## REQUIREMENT
Every line below must be reproduced exactly; no pictures are to be included.

## AVAILABLE RECORDS
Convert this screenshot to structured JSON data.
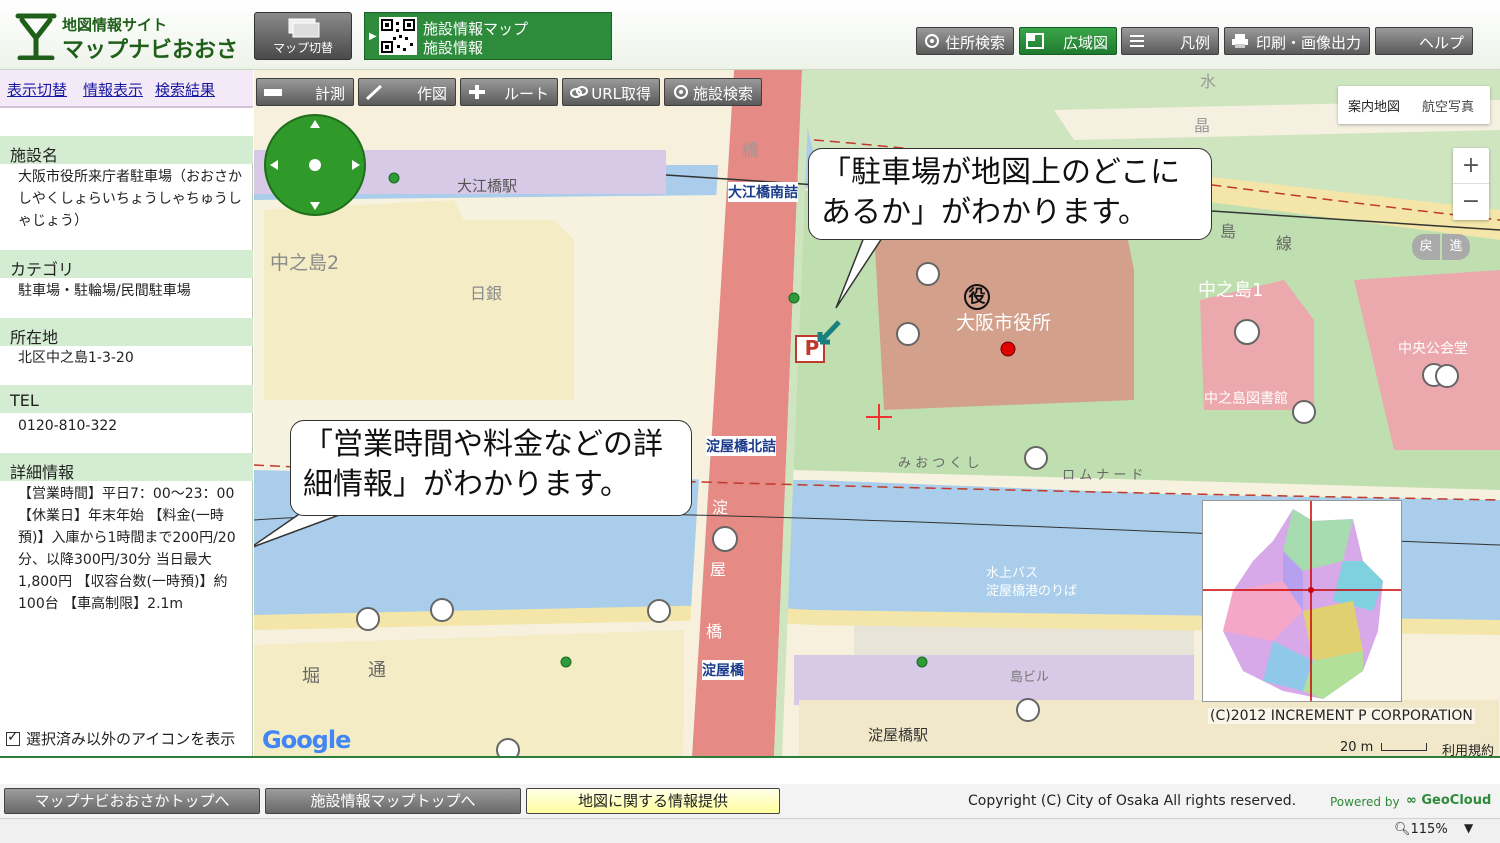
{
  "header": {
    "logo_line1": "地図情報サイト",
    "logo_line2": "マップナビおおさか",
    "switch_label": "マップ切替",
    "facility_line1": "施設情報マップ",
    "facility_line2": "施設情報",
    "buttons": [
      "住所検索",
      "広域図",
      "凡例",
      "印刷・画像出力",
      "ヘルプ"
    ]
  },
  "sidebar": {
    "tabs": [
      "表示切替",
      "情報表示",
      "検索結果"
    ],
    "sections": [
      {
        "heading": "施設名",
        "value": "大阪市役所来庁者駐車場（おおさかしやくしょらいちょうしゃちゅうしゃじょう）"
      },
      {
        "heading": "カテゴリ",
        "value": "駐車場・駐輪場/民間駐車場"
      },
      {
        "heading": "所在地",
        "value": "北区中之島1-3-20"
      },
      {
        "heading": "TEL",
        "value": "0120-810-322"
      },
      {
        "heading": "詳細情報",
        "value": "【営業時間】平日7：00～23：00 【休業日】年末年始 【料金(一時預)】入庫から1時間まで200円/20分、以降300円/30分 当日最大1,800円 【収容台数(一時預)】約100台 【車高制限】2.1m"
      }
    ],
    "checkbox_label": "選択済み以外のアイコンを表示"
  },
  "map": {
    "toolbar": [
      "計測",
      "作図",
      "ルート",
      "URL取得",
      "施設検索"
    ],
    "maptype": [
      "案内地図",
      "航空写真"
    ],
    "zoom_in": "+",
    "zoom_out": "−",
    "labels": {
      "oebashi_station": "大江橋駅",
      "nakanoshima2": "中之島2",
      "bank": "日銀",
      "oebashi_south": "大江橋南詰",
      "bridge": "橋",
      "osaka_city_hall": "大阪市役所",
      "city_hall_mark": "役",
      "nakanoshima1": "中之島1",
      "central_hall": "中央公会堂",
      "library": "中之島図書館",
      "island": "島",
      "line": "線",
      "mitsukushi": "み お つ く し",
      "promenade": "ロ ム ナ ー ド",
      "yodoyabashi_north": "淀屋橋北詰",
      "yodo": "淀",
      "ya": "屋",
      "hashi": "橋",
      "yodoyabashi": "淀屋橋",
      "yodoyabashi_station": "淀屋橋駅",
      "water_bus": "水上バス",
      "water_bus_pier": "淀屋橋港のりば",
      "hori": "堀",
      "dori": "通",
      "building": "島ビル",
      "north_char": "水",
      "north_char2": "晶",
      "back": "戻",
      "forward": "進"
    },
    "bubble_top": "「駐車場が地図上のどこにあるか」がわかります。",
    "bubble_left": "「営業時間や料金などの詳細情報」がわかります。",
    "copyright": "(C)2012 INCREMENT P CORPORATION",
    "scale": "20 m",
    "terms": "利用規約",
    "google": "Google",
    "parking_symbol": "P"
  },
  "footer": {
    "buttons": [
      "マップナビおおさかトップへ",
      "施設情報マップトップへ",
      "地図に関する情報提供"
    ],
    "copyright": "Copyright (C) City of Osaka All rights reserved.",
    "powered_by": "Powered by",
    "brand": "GeoCloud"
  },
  "statusbar": {
    "zoom": "115%"
  }
}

## OUTPUT
Convert this screenshot to structured JSON data.
{
  "header": {
    "logo_line1": "地図情報サイト",
    "logo_line2": "マップナビおおさか",
    "switch_label": "マップ切替",
    "facility_line1": "施設情報マップ",
    "facility_line2": "施設情報",
    "buttons": [
      "住所検索",
      "広域図",
      "凡例",
      "印刷・画像出力",
      "ヘルプ"
    ]
  },
  "sidebar": {
    "tabs": [
      "表示切替",
      "情報表示",
      "検索結果"
    ],
    "sections": [
      {
        "heading": "施設名",
        "value": "大阪市役所来庁者駐車場（おおさかしやくしょらいちょうしゃちゅうしゃじょう）"
      },
      {
        "heading": "カテゴリ",
        "value": "駐車場・駐輪場/民間駐車場"
      },
      {
        "heading": "所在地",
        "value": "北区中之島1-3-20"
      },
      {
        "heading": "TEL",
        "value": "0120-810-322"
      },
      {
        "heading": "詳細情報",
        "value": "【営業時間】平日7：00～23：00 【休業日】年末年始 【料金(一時預)】入庫から1時間まで200円/20分、以降300円/30分 当日最大1,800円 【収容台数(一時預)】約100台 【車高制限】2.1m"
      }
    ],
    "checkbox_label": "選択済み以外のアイコンを表示"
  },
  "map": {
    "toolbar": [
      "計測",
      "作図",
      "ルート",
      "URL取得",
      "施設検索"
    ],
    "maptype": [
      "案内地図",
      "航空写真"
    ],
    "zoom_in": "+",
    "zoom_out": "−",
    "labels": {
      "oebashi_station": "大江橋駅",
      "nakanoshima2": "中之島2",
      "bank": "日銀",
      "oebashi_south": "大江橋南詰",
      "bridge": "橋",
      "osaka_city_hall": "大阪市役所",
      "city_hall_mark": "役",
      "nakanoshima1": "中之島1",
      "central_hall": "中央公会堂",
      "library": "中之島図書館",
      "island": "島",
      "line": "線",
      "mitsukushi": "み お つ く し",
      "promenade": "ロ ム ナ ー ド",
      "yodoyabashi_north": "淀屋橋北詰",
      "yodo": "淀",
      "ya": "屋",
      "hashi": "橋",
      "yodoyabashi": "淀屋橋",
      "yodoyabashi_station": "淀屋橋駅",
      "water_bus": "水上バス",
      "water_bus_pier": "淀屋橋港のりば",
      "hori": "堀",
      "dori": "通",
      "building": "島ビル",
      "north_char": "水",
      "north_char2": "晶",
      "back": "戻",
      "forward": "進"
    },
    "bubble_top": "「駐車場が地図上のどこにあるか」がわかります。",
    "bubble_left": "「営業時間や料金などの詳細情報」がわかります。",
    "copyright": "(C)2012 INCREMENT P CORPORATION",
    "scale": "20 m",
    "terms": "利用規約",
    "google": "Google",
    "parking_symbol": "P"
  },
  "footer": {
    "buttons": [
      "マップナビおおさかトップへ",
      "施設情報マップトップへ",
      "地図に関する情報提供"
    ],
    "copyright": "Copyright (C) City of Osaka All rights reserved.",
    "powered_by": "Powered by",
    "brand": "GeoCloud"
  },
  "statusbar": {
    "zoom": "115%"
  }
}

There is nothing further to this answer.